Records provided —
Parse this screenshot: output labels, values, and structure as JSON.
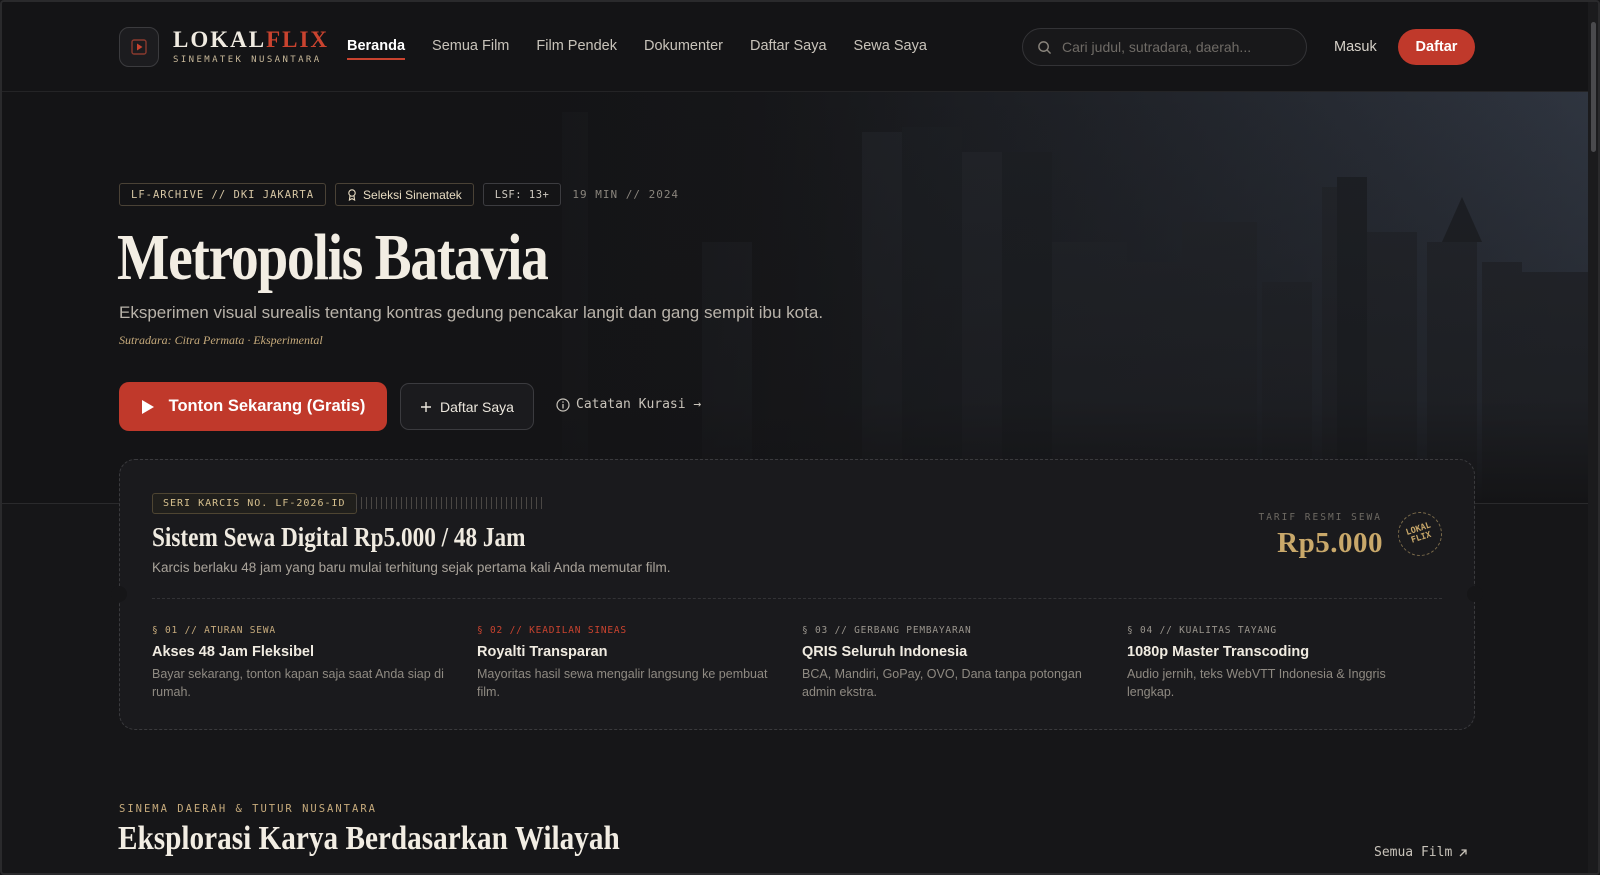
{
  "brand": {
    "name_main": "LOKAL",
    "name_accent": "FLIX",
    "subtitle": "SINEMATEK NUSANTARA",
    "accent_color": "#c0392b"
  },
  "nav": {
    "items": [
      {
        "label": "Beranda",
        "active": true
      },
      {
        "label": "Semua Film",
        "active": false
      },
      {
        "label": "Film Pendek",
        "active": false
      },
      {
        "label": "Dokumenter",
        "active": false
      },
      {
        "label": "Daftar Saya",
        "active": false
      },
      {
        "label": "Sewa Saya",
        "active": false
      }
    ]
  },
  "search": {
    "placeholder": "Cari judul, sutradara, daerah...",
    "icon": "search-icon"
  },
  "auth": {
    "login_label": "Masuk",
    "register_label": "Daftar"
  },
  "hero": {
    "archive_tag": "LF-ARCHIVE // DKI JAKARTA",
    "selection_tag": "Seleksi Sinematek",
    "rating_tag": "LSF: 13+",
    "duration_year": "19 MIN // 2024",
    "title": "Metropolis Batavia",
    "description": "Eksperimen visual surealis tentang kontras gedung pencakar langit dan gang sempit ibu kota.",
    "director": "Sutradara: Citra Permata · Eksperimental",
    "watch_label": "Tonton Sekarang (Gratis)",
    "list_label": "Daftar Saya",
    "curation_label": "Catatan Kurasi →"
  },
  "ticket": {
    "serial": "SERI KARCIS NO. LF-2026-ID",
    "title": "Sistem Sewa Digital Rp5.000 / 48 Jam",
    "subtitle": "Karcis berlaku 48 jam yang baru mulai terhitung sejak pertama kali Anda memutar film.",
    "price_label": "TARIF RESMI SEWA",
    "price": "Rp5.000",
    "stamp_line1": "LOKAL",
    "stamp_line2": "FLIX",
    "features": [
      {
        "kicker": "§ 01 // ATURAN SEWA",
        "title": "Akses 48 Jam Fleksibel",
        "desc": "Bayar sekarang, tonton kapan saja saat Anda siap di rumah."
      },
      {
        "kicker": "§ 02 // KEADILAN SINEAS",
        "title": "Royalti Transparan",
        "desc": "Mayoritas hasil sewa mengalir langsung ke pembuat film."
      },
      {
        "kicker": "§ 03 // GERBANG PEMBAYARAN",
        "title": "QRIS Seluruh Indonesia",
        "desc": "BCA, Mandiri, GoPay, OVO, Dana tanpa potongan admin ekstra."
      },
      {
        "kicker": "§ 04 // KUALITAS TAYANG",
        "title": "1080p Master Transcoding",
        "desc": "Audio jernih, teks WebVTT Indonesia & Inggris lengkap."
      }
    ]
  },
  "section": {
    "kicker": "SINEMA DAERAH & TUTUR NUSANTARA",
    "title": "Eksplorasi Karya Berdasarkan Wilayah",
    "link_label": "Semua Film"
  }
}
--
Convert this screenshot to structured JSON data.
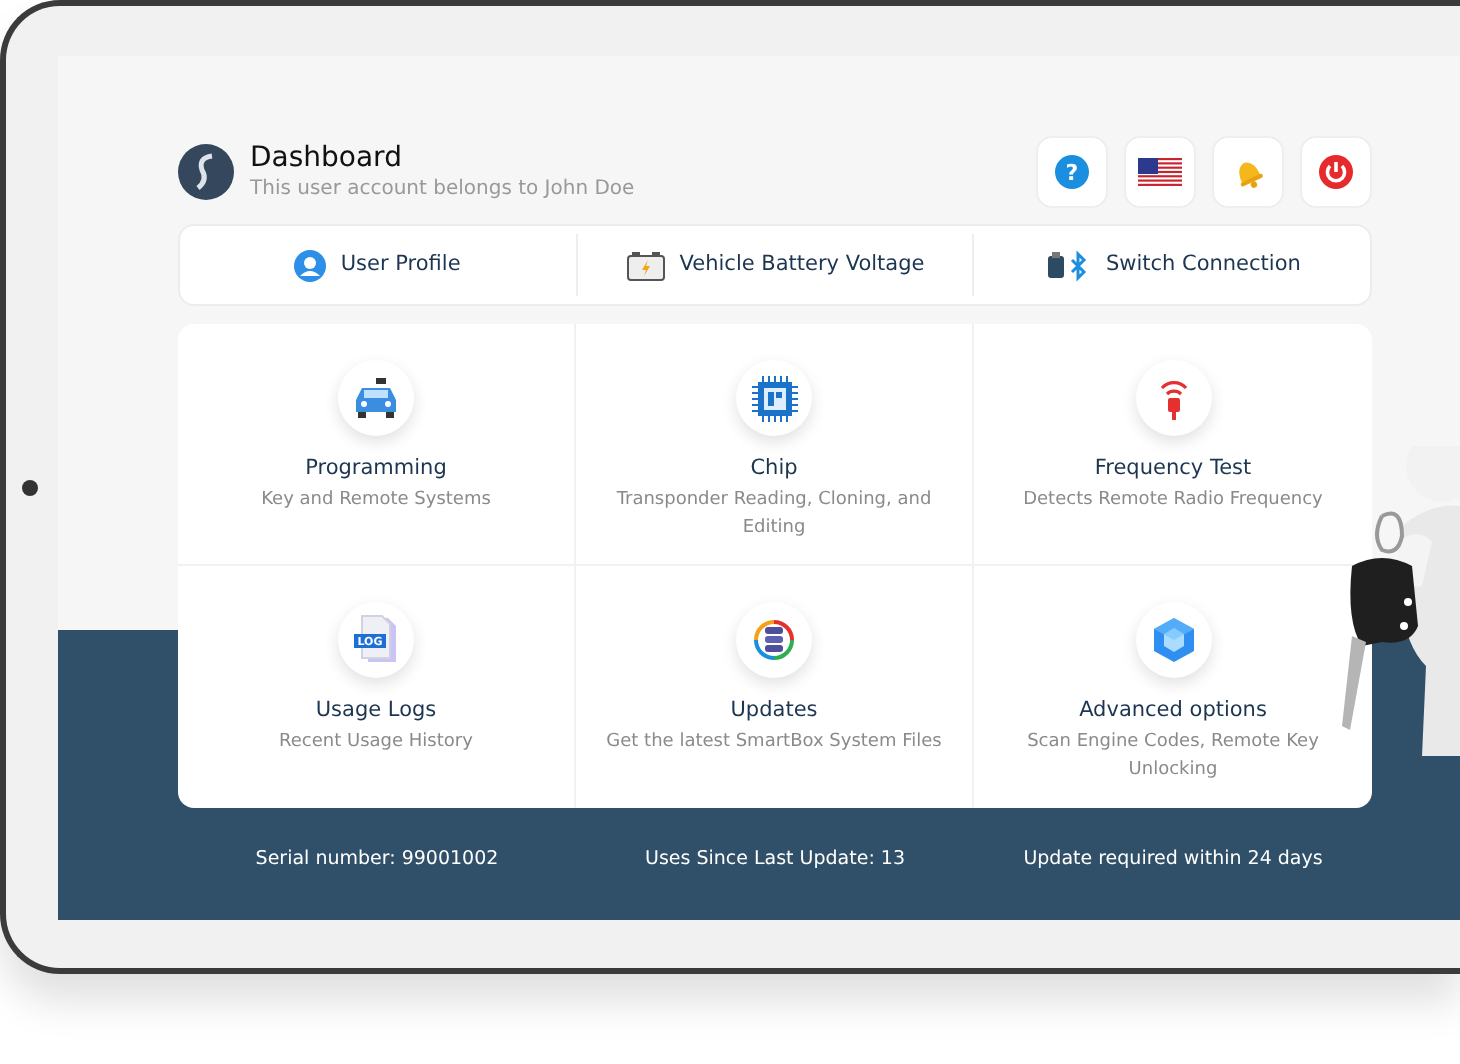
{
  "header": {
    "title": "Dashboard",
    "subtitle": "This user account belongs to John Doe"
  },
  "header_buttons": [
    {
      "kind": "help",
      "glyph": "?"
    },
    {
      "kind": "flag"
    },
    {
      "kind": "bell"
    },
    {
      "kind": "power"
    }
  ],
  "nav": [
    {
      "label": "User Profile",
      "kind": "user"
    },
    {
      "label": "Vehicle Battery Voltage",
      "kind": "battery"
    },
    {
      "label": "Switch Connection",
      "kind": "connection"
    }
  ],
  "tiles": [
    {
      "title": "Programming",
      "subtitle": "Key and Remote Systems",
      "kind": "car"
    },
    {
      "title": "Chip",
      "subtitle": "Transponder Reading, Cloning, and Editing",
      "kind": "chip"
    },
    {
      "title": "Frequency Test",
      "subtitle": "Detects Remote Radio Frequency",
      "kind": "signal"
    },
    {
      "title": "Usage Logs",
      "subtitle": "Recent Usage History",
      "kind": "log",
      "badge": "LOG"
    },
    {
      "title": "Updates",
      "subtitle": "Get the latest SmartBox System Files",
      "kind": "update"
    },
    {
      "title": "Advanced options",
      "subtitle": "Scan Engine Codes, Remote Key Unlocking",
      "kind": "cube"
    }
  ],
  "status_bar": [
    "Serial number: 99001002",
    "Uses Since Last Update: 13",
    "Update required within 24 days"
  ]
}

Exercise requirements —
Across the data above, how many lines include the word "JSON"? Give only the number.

Answer space —
2